Relativistic Nutrition

The books gotta balance! The mass of the inputs and outputs of the human body, averaged over time, are equal. So where does the energy the body consumes come from?

The Relativity of Simultaneity

Due to the finite speed of light, observers in different locations or moving with respect to one another may see events as occurring in different orders—simultaneity depends upon your viewpoint. You've heard the mission control recording of Apollo 11 landing on the Moon, but what did it sound like on board the lunar module? This document demonstrates the relativity of simultaneity and lets you experience the Eagle's touchdown from a lunar perspective, providing an insight about Neil Armstrong's first radio transmission after the landing.

Cosmic Background Radiation Space Drive

Thermodynamics confronts special relativity in this physics puzzle which explains why intergalactic spacecraft will be streamlined just like in the movies.

Tipler's Physics of Immortality

A review/rant about Frank Tipler's 1994 book, The Physics of Immortality.

The Effects of Nuclear Weapons

The 1977 third (and most recent) edition of this book, compiled by Samuel Glasstone and Philip J. Dolan and published by the United States Department of Defense and Energy Research and Development Administration (now Department of Energy) is the definitive work on nuclear weapons effects. It is presented in a hybrid form, with an XHTML table of contents which links to PDF file containing scans of the pages of the book. An interactive Web edition of the nuclear bomb effects computer circular slide rule which accompanied the 1962 edition of the book is also available.

Strangelove Slide Rule: Nuclear Bomb Effects Computer

Relive the chilling calculations of the Cold War with this interactive edition of the Nuclear Bomb Effects Computer published in 1962 by the United States Atomic Energy Commission. Enter the yield and range, and the full suite of weapons effects will be displayed just as on the original pocket slide rule. Nuclear weapons users who prefer a physical slide rule, either out of nostalgia or an appreciation for its ability to operate in post-apocalyptic conditions, will find instructions for making their own.

Atomic Test Effects in the Nevada Test Site Region

In 1955 the giant mushrooms sprouted in abundance at the Nevada Test Site north of Las Vegas. A total of fourteen fission devices were detonated, with yields as high as 43 kilotons. The "Desert Rock VI" exercise exposed 8000 troops to nuclear blasts to train them for combat operations on the nuclear battlefield. This document was distributed in January 1955 to those living near the Nevada Test Site to prepare them for the 1955 test series. Illustrated with delightful 1950s line art, it includes such sage advice as, "Your best action is not to be worried about fall-out." and "We can expect many reports that 'Geiger counters were going crazy here today.' Reports like this may worry people unnecessarily. Don't let them bother you."

Uranium Enrichment

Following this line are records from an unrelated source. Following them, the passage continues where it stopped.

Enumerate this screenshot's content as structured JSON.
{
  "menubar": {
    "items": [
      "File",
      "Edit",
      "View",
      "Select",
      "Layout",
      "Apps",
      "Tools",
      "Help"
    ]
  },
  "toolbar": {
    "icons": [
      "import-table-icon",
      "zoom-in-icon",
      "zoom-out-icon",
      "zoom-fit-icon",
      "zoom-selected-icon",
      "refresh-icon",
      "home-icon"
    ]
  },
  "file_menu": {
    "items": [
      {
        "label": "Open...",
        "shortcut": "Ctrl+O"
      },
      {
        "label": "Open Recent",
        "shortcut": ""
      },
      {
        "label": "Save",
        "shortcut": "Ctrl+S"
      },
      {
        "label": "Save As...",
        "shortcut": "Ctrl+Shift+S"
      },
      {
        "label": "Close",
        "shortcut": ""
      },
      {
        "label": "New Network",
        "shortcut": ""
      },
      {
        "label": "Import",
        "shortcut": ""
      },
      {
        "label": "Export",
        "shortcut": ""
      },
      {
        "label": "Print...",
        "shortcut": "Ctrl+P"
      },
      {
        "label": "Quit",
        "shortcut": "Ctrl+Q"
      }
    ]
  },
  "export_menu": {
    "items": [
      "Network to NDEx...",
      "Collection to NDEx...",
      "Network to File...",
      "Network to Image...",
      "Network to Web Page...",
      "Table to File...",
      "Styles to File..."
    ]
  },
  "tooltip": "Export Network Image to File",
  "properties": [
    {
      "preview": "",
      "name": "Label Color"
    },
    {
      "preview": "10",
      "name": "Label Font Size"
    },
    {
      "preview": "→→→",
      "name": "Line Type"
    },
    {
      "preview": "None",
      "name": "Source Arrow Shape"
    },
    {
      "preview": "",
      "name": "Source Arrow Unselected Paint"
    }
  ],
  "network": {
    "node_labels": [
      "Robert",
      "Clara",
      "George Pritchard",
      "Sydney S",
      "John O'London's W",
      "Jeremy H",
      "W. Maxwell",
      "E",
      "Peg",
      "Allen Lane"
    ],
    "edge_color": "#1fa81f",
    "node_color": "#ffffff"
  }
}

To understand the news about negotiations with aspiring nuclear powers, it's important to grasp the technical fundamentals of both paths to nuclear weapons. This document describes the science and engineering behind enriching natural uranium for use in civil nuclear power reactors or weapons. A companion document discusses plutonium production.

Vacuum Propellers

Fast interstellar travel will never be possible with any kind of rocket, regardless of the energy source (be it chemical, nuclear, or antimatter), due to the need to carry the rocket's reaction mass on board. How can a person who coined the maxim "Never invest in something that violates a conservation law" seriously entertain the possibility of "propellantless propulsion"? This brief document speculates on how a "Vacuum Propeller" might be built which violates no law of physics.